There's something so bittersweet about taking my eldest son Thomas to do something new and exciting. This week he has been at the half-term sports club almost every day (he had a day off yesterday as it was just getting a bit much for him, he just wanted to spend one of his holiday days with us doing something relaxing and fun). And my heart has broken every morning as I've said goodbye to him. I have let him go into the sports hall with cuddles and kisses (discreet ones of course, there are loads of other very cool kids there, and I wouldn't want to embarrass my poor little fella!), and I have watched from the window as he valiantly joins in with the game that's in progress, putting on a brave smile, trying to talk to other kids who are not interested in making a new friend because they already have their school friends with them. Thomas has been alone all week, none of his friends from school signed up for the club. Okay, so all that I've described so far has been bitter. I know what he feels, how the shyness rises up from your stomach, through your chest, affecting your breathing, elevating your heart rate, constricting your throat so that you feel you might choke to death, how it causes your vocal chords to do something strange so that when you pluck up the courage to talk you sound like some kind of Frank Oz character!! I see other kids looking at Thomas as if he's a bit odd, or rather ignoring him completely, not even registering his presence in the room. I know that feeling, and it's not nice.
BUT. Thomas keeps trying. Thomas is not daunted. Thomas overcomes his shyness, and ignores the fact that it's hard to fit in, that it's difficult to break into a group of firm friends, that not many people understand his quirkiness and his differentness. And the fact that he is able to stay in a room where all these things are happening makes me feel an overwhelming sense of awe for Thomas. He is amazing. I am proud of him, incredibly. I love that he is a bit odd, that his friends at school are still not sure how to take him, that they look at him like he's weird when he starts telling them a long story about his weekend adventures, but are still fond of him anyway. Eventually his friends will have enough maturity to be able to deal with how they feel about Thomas, and they will learn that he is a loyal and precious friend, and that they wouldn't be without him. They will appreciate his kindness when he takes care of them when they need it.

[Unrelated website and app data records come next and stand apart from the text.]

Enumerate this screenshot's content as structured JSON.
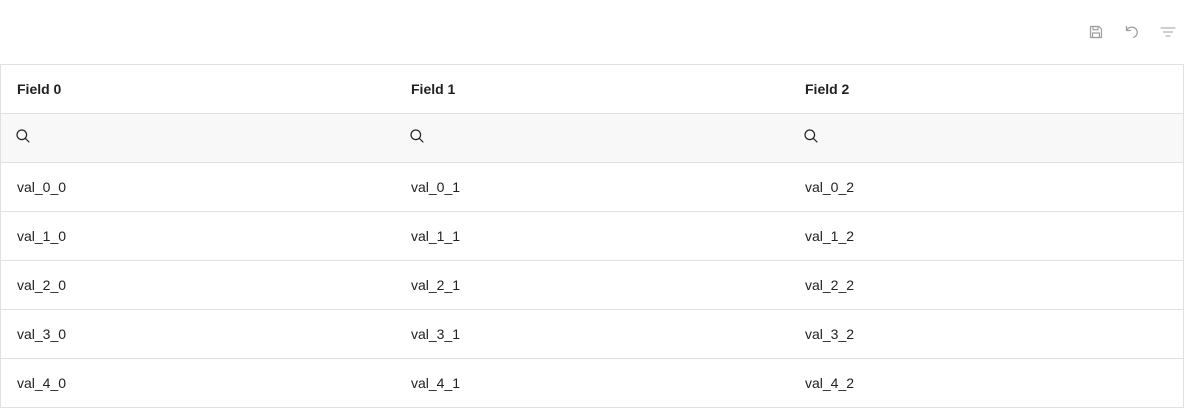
{
  "toolbar": {
    "icons": [
      "save-icon",
      "undo-icon",
      "filter-icon"
    ],
    "icon_color": "#9e9e9e"
  },
  "table": {
    "columns": [
      "Field 0",
      "Field 1",
      "Field 2"
    ],
    "filter_values": [
      "",
      "",
      ""
    ],
    "rows": [
      [
        "val_0_0",
        "val_0_1",
        "val_0_2"
      ],
      [
        "val_1_0",
        "val_1_1",
        "val_1_2"
      ],
      [
        "val_2_0",
        "val_2_1",
        "val_2_2"
      ],
      [
        "val_3_0",
        "val_3_1",
        "val_3_2"
      ],
      [
        "val_4_0",
        "val_4_1",
        "val_4_2"
      ]
    ],
    "border_color": "#e0e0e0",
    "filter_row_bg": "#f8f8f8"
  }
}
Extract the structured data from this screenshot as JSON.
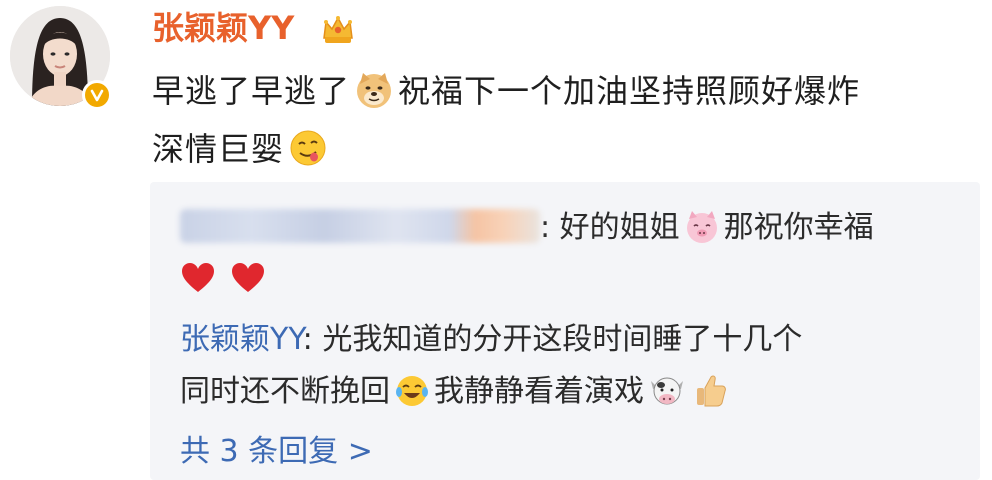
{
  "user": {
    "name": "张颖颖YY",
    "avatar_icon": "avatar-photo",
    "badge_icon": "verified-badge-icon",
    "title_icon": "crown-icon",
    "name_color": "#e8612c"
  },
  "post": {
    "line1_a": "早逃了早逃了",
    "emoji1": "doge-icon",
    "line1_b": "祝福下一个加油坚持照顾好爆炸",
    "line2": "深情巨婴",
    "emoji2": "tongue-face-icon"
  },
  "replies": [
    {
      "author": "",
      "author_blurred": true,
      "text_a": ": 好的姐姐",
      "emoji_a": "pig-face-icon",
      "text_b": "那祝你幸福",
      "line2_icons": [
        "heart-icon",
        "heart-icon"
      ]
    },
    {
      "author": "张颖颖YY",
      "text_a": ": 光我知道的分开这段时间睡了十几个",
      "line2_a": "同时还不断挽回",
      "emoji_a": "tears-of-joy-icon",
      "line2_b": "我静静看着演戏",
      "emoji_b": "cow-face-icon",
      "emoji_c": "thumbs-up-icon"
    }
  ],
  "more_replies": "共 3 条回复 >",
  "colors": {
    "link": "#3d6ab4",
    "reply_bg": "#f4f5f8"
  }
}
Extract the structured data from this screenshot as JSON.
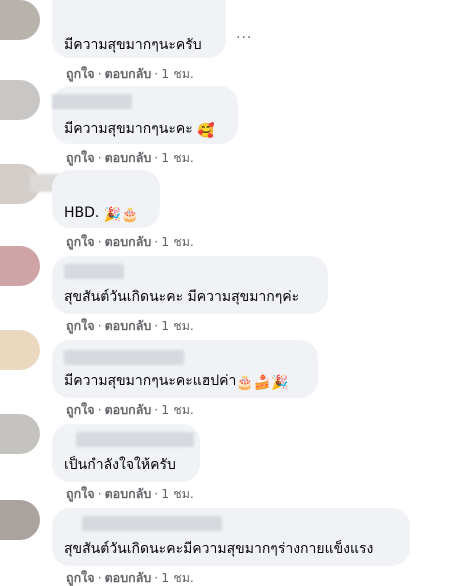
{
  "comments": [
    {
      "text": "มีความสุขมากๆนะครับ",
      "emoji": "",
      "like": "ถูกใจ",
      "reply": "ตอบกลับ",
      "time": "1 ชม.",
      "avatar_color": "#b8b2ad"
    },
    {
      "text": "มีความสุขมากๆนะคะ",
      "emoji": "🥰",
      "like": "ถูกใจ",
      "reply": "ตอบกลับ",
      "time": "1 ชม.",
      "avatar_color": "#c9c7c6"
    },
    {
      "text": "HBD.",
      "emoji": "🎉🎂",
      "like": "ถูกใจ",
      "reply": "ตอบกลับ",
      "time": "1 ชม.",
      "avatar_color": "#d3ceca"
    },
    {
      "text": "สุขสันต์วันเกิดนะคะ มีความสุขมากๆค่ะ",
      "emoji": "",
      "like": "ถูกใจ",
      "reply": "ตอบกลับ",
      "time": "1 ชม.",
      "avatar_color": "#cfa4a6"
    },
    {
      "text": "มีความสุขมากๆนะคะแฮปค่า",
      "emoji": "🎂🍰🎉",
      "like": "ถูกใจ",
      "reply": "ตอบกลับ",
      "time": "1 ชม.",
      "avatar_color": "#ead9bf"
    },
    {
      "text": "เป็นกำลังใจให้ครับ",
      "emoji": "",
      "like": "ถูกใจ",
      "reply": "ตอบกลับ",
      "time": "1 ชม.",
      "avatar_color": "#c5c3c0"
    },
    {
      "text": "สุขสันต์วันเกิดนะคะมีความสุขมากๆร่างกายแข็งแรง",
      "emoji": "",
      "like": "ถูกใจ",
      "reply": "ตอบกลับ",
      "time": "1 ชม.",
      "avatar_color": "#a9a29e"
    }
  ],
  "more_icon": "ellipsis-icon",
  "more_label": "..."
}
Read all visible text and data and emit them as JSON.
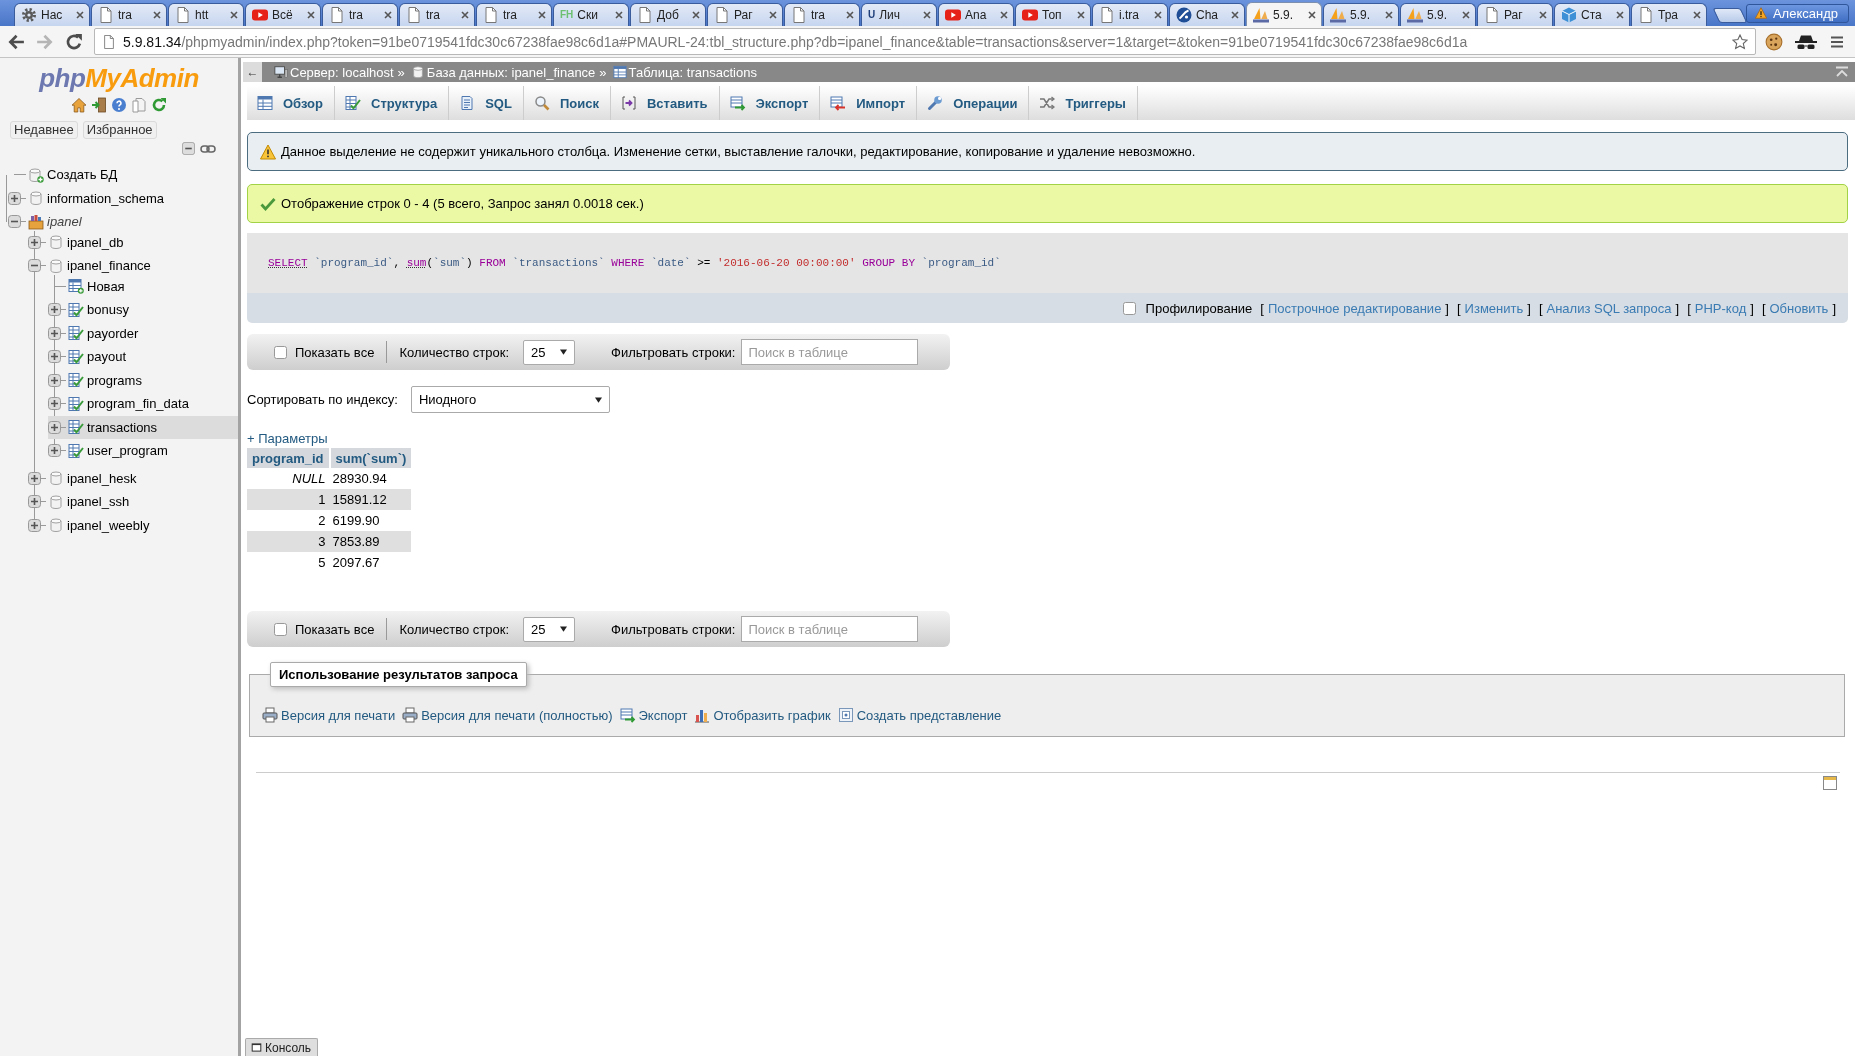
{
  "browser": {
    "tabs": [
      {
        "title": "Нас",
        "kind": "gear",
        "selected": false
      },
      {
        "title": "tra",
        "kind": "page",
        "selected": false
      },
      {
        "title": "htt",
        "kind": "page",
        "selected": false
      },
      {
        "title": "Всё",
        "kind": "video",
        "selected": false
      },
      {
        "title": "tra",
        "kind": "page",
        "selected": false
      },
      {
        "title": "tra",
        "kind": "page",
        "selected": false
      },
      {
        "title": "tra",
        "kind": "page",
        "selected": false
      },
      {
        "title": "Ски",
        "kind": "letters",
        "letters": "FH",
        "color": "#6cc070",
        "selected": false
      },
      {
        "title": "Доб",
        "kind": "page",
        "selected": false
      },
      {
        "title": "Раг",
        "kind": "page",
        "selected": false
      },
      {
        "title": "tra",
        "kind": "page",
        "selected": false
      },
      {
        "title": "Лич",
        "kind": "letters",
        "letters": "U",
        "color": "#1f3f7a",
        "selected": false
      },
      {
        "title": "Ana",
        "kind": "video",
        "selected": false
      },
      {
        "title": "Топ",
        "kind": "video",
        "selected": false
      },
      {
        "title": "i.tra",
        "kind": "page",
        "selected": false
      },
      {
        "title": "Cha",
        "kind": "circle-logo",
        "selected": false
      },
      {
        "title": "5.9.",
        "kind": "sail",
        "selected": true
      },
      {
        "title": "5.9.",
        "kind": "sail",
        "selected": false
      },
      {
        "title": "5.9.",
        "kind": "sail",
        "selected": false
      },
      {
        "title": "Раг",
        "kind": "page",
        "selected": false
      },
      {
        "title": "Ста",
        "kind": "cube",
        "selected": false
      },
      {
        "title": "Тра",
        "kind": "page",
        "selected": false
      }
    ],
    "profile": "Александр",
    "address": {
      "host": "5.9.81.34",
      "path": "/phpmyadmin/index.php?token=91be0719541fdc30c67238fae98c6d1a#PMAURL-24:tbl_structure.php?db=ipanel_finance&table=transactions&server=1&target=&token=91be0719541fdc30c67238fae98c6d1a"
    }
  },
  "sidebar": {
    "logo": {
      "prefix": "php",
      "name": "MyAdmin"
    },
    "buttons": [
      "Недавнее",
      "Избранное"
    ],
    "tree": [
      {
        "label": "Создать БД",
        "kind": "new-database",
        "selected": false
      },
      {
        "label": "information_schema",
        "kind": "database",
        "expanded": false,
        "selected": false
      },
      {
        "label": "ipanel",
        "kind": "group",
        "expanded": true,
        "selected": false,
        "children": [
          {
            "label": "ipanel_db",
            "kind": "database",
            "expanded": false,
            "selected": false
          },
          {
            "label": "ipanel_finance",
            "kind": "database",
            "expanded": true,
            "selected": false,
            "children": [
              {
                "label": "Новая",
                "kind": "new-table",
                "selected": false
              },
              {
                "label": "bonusy",
                "kind": "table",
                "expanded": false,
                "selected": false
              },
              {
                "label": "payorder",
                "kind": "table",
                "expanded": false,
                "selected": false
              },
              {
                "label": "payout",
                "kind": "table",
                "expanded": false,
                "selected": false
              },
              {
                "label": "programs",
                "kind": "table",
                "expanded": false,
                "selected": false
              },
              {
                "label": "program_fin_data",
                "kind": "table",
                "expanded": false,
                "selected": false
              },
              {
                "label": "transactions",
                "kind": "table",
                "expanded": false,
                "selected": true
              },
              {
                "label": "user_program",
                "kind": "table",
                "expanded": false,
                "selected": false
              }
            ]
          },
          {
            "label": "ipanel_hesk",
            "kind": "database",
            "expanded": false,
            "selected": false
          },
          {
            "label": "ipanel_ssh",
            "kind": "database",
            "expanded": false,
            "selected": false
          },
          {
            "label": "ipanel_weebly",
            "kind": "database",
            "expanded": false,
            "selected": false
          }
        ]
      }
    ]
  },
  "main": {
    "breadcrumb": {
      "back": "←",
      "items": [
        {
          "kind": "server",
          "label": "Сервер: localhost",
          "separator": "»"
        },
        {
          "kind": "database",
          "label": "База данных: ipanel_finance",
          "separator": "»"
        },
        {
          "kind": "table",
          "label": "Таблица: transactions"
        }
      ]
    },
    "menu": [
      {
        "label": "Обзор",
        "kind": "browse",
        "selected": false
      },
      {
        "label": "Структура",
        "kind": "structure",
        "selected": false
      },
      {
        "label": "SQL",
        "kind": "sql",
        "selected": false
      },
      {
        "label": "Поиск",
        "kind": "search",
        "selected": false
      },
      {
        "label": "Вставить",
        "kind": "insert",
        "selected": false
      },
      {
        "label": "Экспорт",
        "kind": "export",
        "selected": false
      },
      {
        "label": "Импорт",
        "kind": "import",
        "selected": false
      },
      {
        "label": "Операции",
        "kind": "operations",
        "selected": false
      },
      {
        "label": "Триггеры",
        "kind": "triggers",
        "selected": false
      }
    ],
    "warning": "Данное выделение не содержит уникального столбца. Изменение сетки, выставление галочки, редактирование, копирование и удаление невозможно.",
    "success": "Отображение строк 0 - 4 (5 всего, Запрос занял 0.0018 сек.)",
    "sql_query": [
      {
        "text": "SELECT",
        "kind": "keyword-link"
      },
      {
        "text": " `program_id`",
        "kind": "identifier"
      },
      {
        "text": ", ",
        "kind": "punct"
      },
      {
        "text": "sum",
        "kind": "function"
      },
      {
        "text": "(",
        "kind": "punct"
      },
      {
        "text": "`sum`",
        "kind": "identifier"
      },
      {
        "text": ") ",
        "kind": "punct"
      },
      {
        "text": "FROM",
        "kind": "keyword"
      },
      {
        "text": " `transactions` ",
        "kind": "identifier"
      },
      {
        "text": "WHERE",
        "kind": "keyword"
      },
      {
        "text": " `date` ",
        "kind": "identifier"
      },
      {
        "text": ">= ",
        "kind": "punct"
      },
      {
        "text": "'2016-06-20 00:00:00'",
        "kind": "string"
      },
      {
        "text": " GROUP BY",
        "kind": "keyword"
      },
      {
        "text": " `program_id`",
        "kind": "identifier"
      }
    ],
    "profiling": {
      "label": "Профилирование",
      "checked": false
    },
    "query_links": [
      {
        "open": "[",
        "label": "Построчное редактирование",
        "close": "]"
      },
      {
        "open": "[",
        "label": "Изменить",
        "close": "]"
      },
      {
        "open": "[",
        "label": "Анализ SQL запроса",
        "close": "]"
      },
      {
        "open": "[",
        "label": "PHP-код",
        "close": "]"
      },
      {
        "open": "[",
        "label": "Обновить",
        "close": "]"
      }
    ],
    "navigation_top": {
      "show_all": {
        "label": "Показать все",
        "checked": false
      },
      "rows_label": "Количество строк:",
      "rows_value": "25",
      "filter_label": "Фильтровать строки:",
      "filter_placeholder": "Поиск в таблице"
    },
    "sort": {
      "label": "Сортировать по индексу:",
      "value": "Ниодного"
    },
    "options_link": "+ Параметры",
    "table": {
      "columns": [
        "program_id",
        "sum(`sum`)"
      ],
      "rows": [
        {
          "cells": [
            {
              "text": "NULL",
              "null": true
            },
            {
              "text": "28930.94",
              "null": false
            }
          ]
        },
        {
          "cells": [
            {
              "text": "1",
              "null": false
            },
            {
              "text": "15891.12",
              "null": false
            }
          ]
        },
        {
          "cells": [
            {
              "text": "2",
              "null": false
            },
            {
              "text": "6199.90",
              "null": false
            }
          ]
        },
        {
          "cells": [
            {
              "text": "3",
              "null": false
            },
            {
              "text": "7853.89",
              "null": false
            }
          ]
        },
        {
          "cells": [
            {
              "text": "5",
              "null": false
            },
            {
              "text": "2097.67",
              "null": false
            }
          ]
        }
      ]
    },
    "navigation_bottom": {
      "show_all": {
        "label": "Показать все",
        "checked": false
      },
      "rows_label": "Количество строк:",
      "rows_value": "25",
      "filter_label": "Фильтровать строки:",
      "filter_placeholder": "Поиск в таблице"
    },
    "query_results": {
      "legend": "Использование результатов запроса",
      "links": [
        {
          "label": "Версия для печати",
          "kind": "print"
        },
        {
          "label": "Версия для печати (полностью)",
          "kind": "print"
        },
        {
          "label": "Экспорт",
          "kind": "export"
        },
        {
          "label": "Отобразить график",
          "kind": "chart"
        },
        {
          "label": "Создать представление",
          "kind": "view"
        }
      ]
    },
    "console": "Консоль"
  }
}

It would be the easiest wish in the world, for me to want Thomas to change, to be like every other child so that he can fit in easily and not be looked at the way he is. But I don't really want that. I want him to stay just as he is, perfect. Overcoming the challenges that he does can only serve to make him strong and wise, and that is so important.
Not related to Thomas, but this morning I saw two blackbirds, a collared dove and two goldfinches in my garden, when I was making my coffee (I have started drinking coffee and I don't know why!! I am tempted to buy some proper coffee and get out the cafetiere, what is happening to me?!). I haven't seen a collared dove for a couple of years, so this is a very nice development. This afternoon, because the weather is beautiful today, we will be assembling that new feeding station. We couldn't do it the other day because we ran out of time, and yesterday was a horrible day weather-wise. I will take some pictures of the boys in the garden :)
How I love my blog - even though no-one is following me yet!
Spring is here today. It definitely is. There was frost this morning, but it was evaporating from the fence panels as the sun came up, and was whisping away into the water cycle!